| Data excerpts |
________________________________________

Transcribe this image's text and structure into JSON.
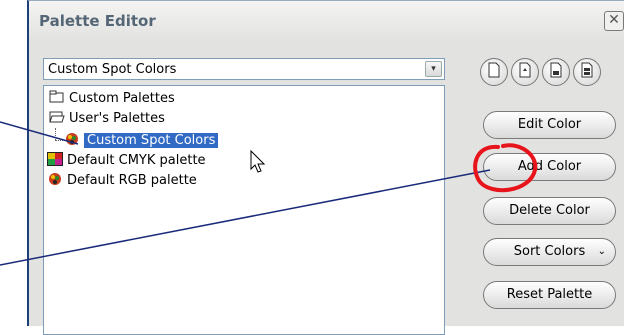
{
  "dialog": {
    "title": "Palette Editor",
    "close_glyph": "✕"
  },
  "combo": {
    "value": "Custom Spot Colors",
    "arrow_glyph": "▾"
  },
  "tree": {
    "items": [
      {
        "label": "Custom Palettes",
        "icon": "folder-closed-icon"
      },
      {
        "label": "User's Palettes",
        "icon": "folder-open-icon"
      },
      {
        "label": "Custom Spot Colors",
        "icon": "palette-icon",
        "selected": true
      },
      {
        "label": "Default CMYK palette",
        "icon": "cmyk-palette-icon"
      },
      {
        "label": "Default RGB palette",
        "icon": "rgb-palette-icon"
      }
    ]
  },
  "toolbar": {
    "icons": [
      "new-palette-icon",
      "open-palette-icon",
      "save-palette-icon",
      "save-as-palette-icon"
    ]
  },
  "buttons": {
    "edit_color": "Edit Color",
    "add_color": "Add Color",
    "delete_color": "Delete Color",
    "sort_colors": "Sort Colors",
    "reset_palette": "Reset Palette"
  },
  "colors": {
    "selection": "#316ac5",
    "annotation_line": "#1a2a7a",
    "annotation_circle": "#e8141c",
    "title_text": "#556677"
  }
}
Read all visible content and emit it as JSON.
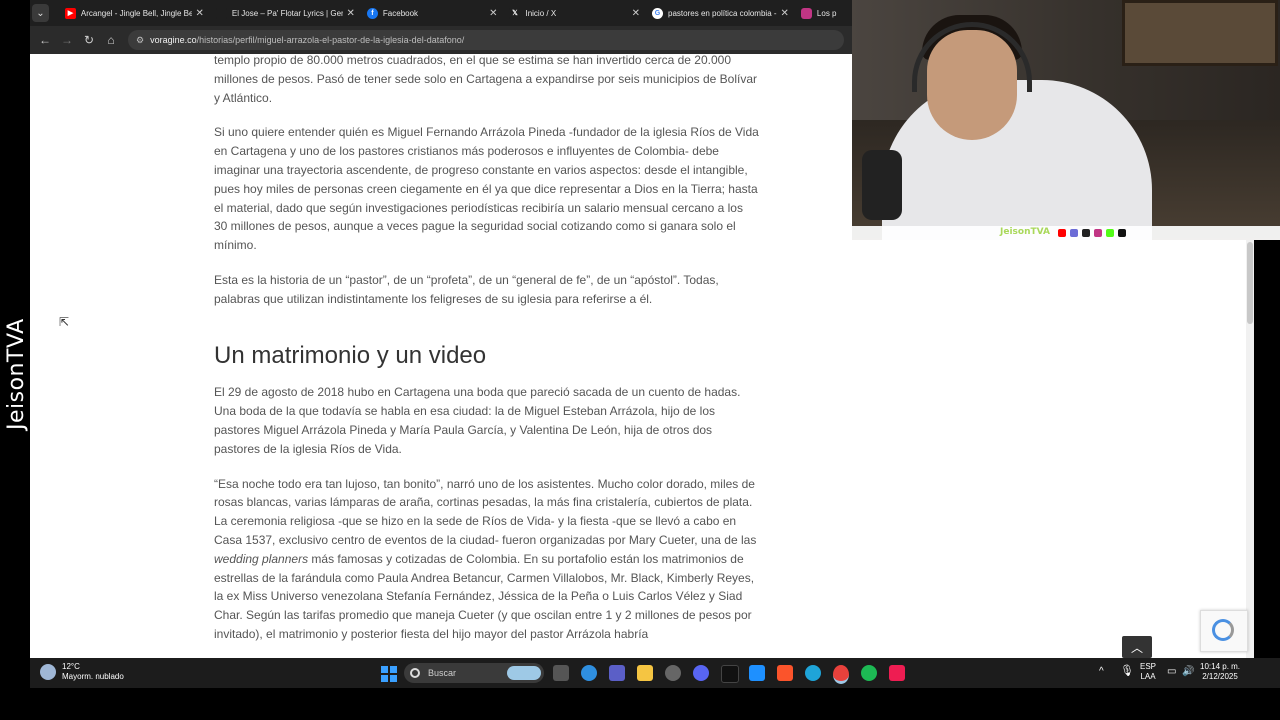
{
  "side_watermark": "JeisonTVA",
  "tabs": [
    {
      "title": "Arcangel - Jingle Bell, Jingle Be",
      "icon": "youtube-icon",
      "color": "#ff0000"
    },
    {
      "title": "El Jose – Pa' Flotar Lyrics | Geni",
      "icon": "genius-icon",
      "color": "#ffff64"
    },
    {
      "title": "Facebook",
      "icon": "facebook-icon",
      "color": "#1877f2"
    },
    {
      "title": "Inicio / X",
      "icon": "x-icon",
      "color": "#000000"
    },
    {
      "title": "pastores en política colombia -",
      "icon": "google-icon",
      "color": "#ffffff"
    },
    {
      "title": "Los p",
      "icon": "instagram-icon",
      "color": "#c13584"
    }
  ],
  "address_bar": {
    "domain": "voragine.co",
    "path": "/historias/perfil/miguel-arrazola-el-pastor-de-la-iglesia-del-datafono/"
  },
  "article": {
    "p0": "templo propio de 80.000 metros cuadrados, en el que se estima se han invertido cerca de 20.000 millones de pesos. Pasó de tener sede solo en Cartagena a expandirse por seis municipios de Bolívar y Atlántico.",
    "p1": "Si uno quiere entender quién es Miguel Fernando Arrázola Pineda -fundador de la iglesia Ríos de Vida en Cartagena y uno de los pastores cristianos más poderosos e influyentes de Colombia- debe imaginar una trayectoria ascendente, de progreso constante en varios aspectos: desde el intangible, pues hoy miles de personas creen ciegamente en él ya que dice representar a Dios en la Tierra; hasta el material, dado que según investigaciones periodísticas recibiría un salario mensual cercano a los 30 millones de pesos, aunque a veces pague la seguridad social cotizando como si ganara solo el mínimo.",
    "p2": "Esta es la historia de un “pastor”, de un “profeta”, de un “general de fe”, de un “apóstol”. Todas, palabras que utilizan indistintamente los feligreses de su iglesia para referirse a él.",
    "heading": "Un matrimonio y un video",
    "p3": "El 29 de agosto de 2018 hubo en Cartagena una boda que pareció sacada de un cuento de hadas. Una boda de la que todavía se habla en esa ciudad: la de Miguel Esteban Arrázola, hijo de los pastores Miguel Arrázola Pineda y María Paula García, y Valentina De León, hija de otros dos pastores de la iglesia Ríos de Vida.",
    "p4_a": "“Esa noche todo era tan lujoso, tan bonito”, narró uno de los asistentes. Mucho color dorado, miles de rosas blancas, varias lámparas de araña, cortinas pesadas, la más fina cristalería, cubiertos de plata. La ceremonia religiosa -que se hizo en la sede de Ríos de Vida- y la fiesta -que se llevó a cabo en Casa 1537, exclusivo centro de eventos de la ciudad- fueron organizadas por Mary Cueter, una de las ",
    "p4_em": "wedding planners",
    "p4_b": " más famosas y cotizadas de Colombia. En su portafolio están los matrimonios de estrellas de la farándula como Paula Andrea Betancur, Carmen Villalobos, Mr. Black, Kimberly Reyes, la ex Miss Universo venezolana Stefanía Fernández, Jéssica de la Peña o Luis Carlos Vélez y Siad Char. Según las tarifas promedio que maneja Cueter (y que oscilan entre 1 y 2 millones de pesos por invitado), el matrimonio y posterior fiesta del hijo mayor del pastor Arrázola habría"
  },
  "webcam": {
    "handle": "JeisonTVA"
  },
  "taskbar": {
    "weather_temp": "12°C",
    "weather_desc": "Mayorm. nublado",
    "search_placeholder": "Buscar",
    "lang_1": "ESP",
    "lang_2": "LAA",
    "time": "10:14 p. m.",
    "date": "2/12/2025"
  },
  "colors": {
    "windows_accent": "#3aa0ff",
    "handle_green": "#a9d85a"
  }
}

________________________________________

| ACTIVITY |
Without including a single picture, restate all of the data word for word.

| WRITTEN SOLUTION |
Transcribe this image's text and structure into JSON.
{
  "dialog": {
    "title": "Palette Editor",
    "close_glyph": "✕"
  },
  "combo": {
    "value": "Custom Spot Colors",
    "arrow_glyph": "▾"
  },
  "tree": {
    "items": [
      {
        "label": "Custom Palettes",
        "icon": "folder-closed-icon"
      },
      {
        "label": "User's Palettes",
        "icon": "folder-open-icon"
      },
      {
        "label": "Custom Spot Colors",
        "icon": "palette-icon",
        "selected": true
      },
      {
        "label": "Default CMYK palette",
        "icon": "cmyk-palette-icon"
      },
      {
        "label": "Default RGB palette",
        "icon": "rgb-palette-icon"
      }
    ]
  },
  "toolbar": {
    "icons": [
      "new-palette-icon",
      "open-palette-icon",
      "save-palette-icon",
      "save-as-palette-icon"
    ]
  },
  "buttons": {
    "edit_color": "Edit Color",
    "add_color": "Add Color",
    "delete_color": "Delete Color",
    "sort_colors": "Sort Colors",
    "reset_palette": "Reset Palette"
  },
  "colors": {
    "selection": "#316ac5",
    "annotation_line": "#1a2a7a",
    "annotation_circle": "#e8141c",
    "title_text": "#556677"
  }
}
Read all visible content and emit it as JSON.
{
  "side_watermark": "JeisonTVA",
  "tabs": [
    {
      "title": "Arcangel - Jingle Bell, Jingle Be",
      "icon": "youtube-icon",
      "color": "#ff0000"
    },
    {
      "title": "El Jose – Pa' Flotar Lyrics | Geni",
      "icon": "genius-icon",
      "color": "#ffff64"
    },
    {
      "title": "Facebook",
      "icon": "facebook-icon",
      "color": "#1877f2"
    },
    {
      "title": "Inicio / X",
      "icon": "x-icon",
      "color": "#000000"
    },
    {
      "title": "pastores en política colombia -",
      "icon": "google-icon",
      "color": "#ffffff"
    },
    {
      "title": "Los p",
      "icon": "instagram-icon",
      "color": "#c13584"
    }
  ],
  "address_bar": {
    "domain": "voragine.co",
    "path": "/historias/perfil/miguel-arrazola-el-pastor-de-la-iglesia-del-datafono/"
  },
  "article": {
    "p0": "templo propio de 80.000 metros cuadrados, en el que se estima se han invertido cerca de 20.000 millones de pesos. Pasó de tener sede solo en Cartagena a expandirse por seis municipios de Bolívar y Atlántico.",
    "p1": "Si uno quiere entender quién es Miguel Fernando Arrázola Pineda -fundador de la iglesia Ríos de Vida en Cartagena y uno de los pastores cristianos más poderosos e influyentes de Colombia- debe imaginar una trayectoria ascendente, de progreso constante en varios aspectos: desde el intangible, pues hoy miles de personas creen ciegamente en él ya que dice representar a Dios en la Tierra; hasta el material, dado que según investigaciones periodísticas recibiría un salario mensual cercano a los 30 millones de pesos, aunque a veces pague la seguridad social cotizando como si ganara solo el mínimo.",
    "p2": "Esta es la historia de un “pastor”, de un “profeta”, de un “general de fe”, de un “apóstol”. Todas, palabras que utilizan indistintamente los feligreses de su iglesia para referirse a él.",
    "heading": "Un matrimonio y un video",
    "p3": "El 29 de agosto de 2018 hubo en Cartagena una boda que pareció sacada de un cuento de hadas. Una boda de la que todavía se habla en esa ciudad: la de Miguel Esteban Arrázola, hijo de los pastores Miguel Arrázola Pineda y María Paula García, y Valentina De León, hija de otros dos pastores de la iglesia Ríos de Vida.",
    "p4_a": "“Esa noche todo era tan lujoso, tan bonito”, narró uno de los asistentes. Mucho color dorado, miles de rosas blancas, varias lámparas de araña, cortinas pesadas, la más fina cristalería, cubiertos de plata. La ceremonia religiosa -que se hizo en la sede de Ríos de Vida- y la fiesta -que se llevó a cabo en Casa 1537, exclusivo centro de eventos de la ciudad- fueron organizadas por Mary Cueter, una de las ",
    "p4_em": "wedding planners",
    "p4_b": " más famosas y cotizadas de Colombia. En su portafolio están los matrimonios de estrellas de la farándula como Paula Andrea Betancur, Carmen Villalobos, Mr. Black, Kimberly Reyes, la ex Miss Universo venezolana Stefanía Fernández, Jéssica de la Peña o Luis Carlos Vélez y Siad Char. Según las tarifas promedio que maneja Cueter (y que oscilan entre 1 y 2 millones de pesos por invitado), el matrimonio y posterior fiesta del hijo mayor del pastor Arrázola habría"
  },
  "webcam": {
    "handle": "JeisonTVA"
  },
  "taskbar": {
    "weather_temp": "12°C",
    "weather_desc": "Mayorm. nublado",
    "search_placeholder": "Buscar",
    "lang_1": "ESP",
    "lang_2": "LAA",
    "time": "10:14 p. m.",
    "date": "2/12/2025"
  },
  "colors": {
    "windows_accent": "#3aa0ff",
    "handle_green": "#a9d85a"
  }
}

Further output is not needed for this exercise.